### Exercise directions
Going through the lines below, tally those that include "Repository", and give only the number.

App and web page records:
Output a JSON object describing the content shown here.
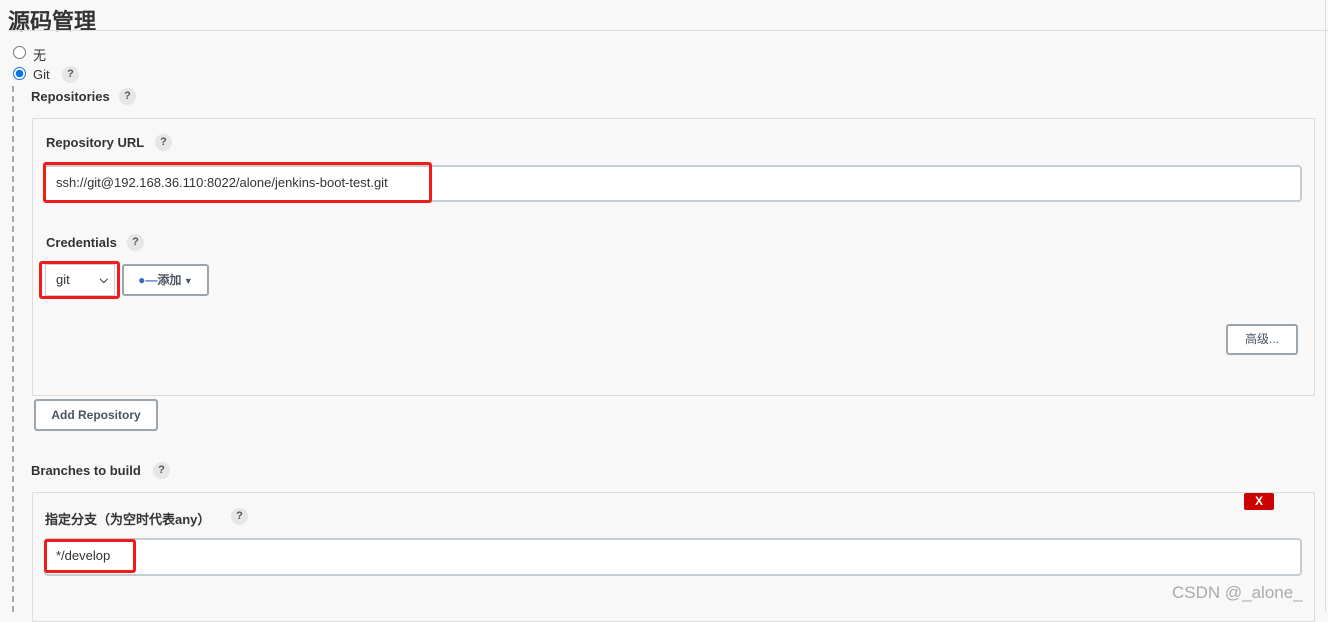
{
  "section_title": "源码管理",
  "scm_options": [
    {
      "label": "无",
      "selected": false
    },
    {
      "label": "Git",
      "selected": true
    }
  ],
  "help": "?",
  "repositories": {
    "label": "Repositories",
    "url_label": "Repository URL",
    "url_value": "ssh://git@192.168.36.110:8022/alone/jenkins-boot-test.git",
    "credentials_label": "Credentials",
    "credentials_selected": "git",
    "add_button": "添加",
    "advanced_button": "高级...",
    "add_repository_button": "Add Repository"
  },
  "branches": {
    "label": "Branches to build",
    "branch_label": "指定分支（为空时代表any）",
    "branch_value": "*/develop",
    "delete_button": "X"
  },
  "watermark": "CSDN @_alone_",
  "colors": {
    "highlight": "#f01b1b",
    "delete": "#cc0000",
    "radio": "#0b76e0"
  }
}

### Task response
2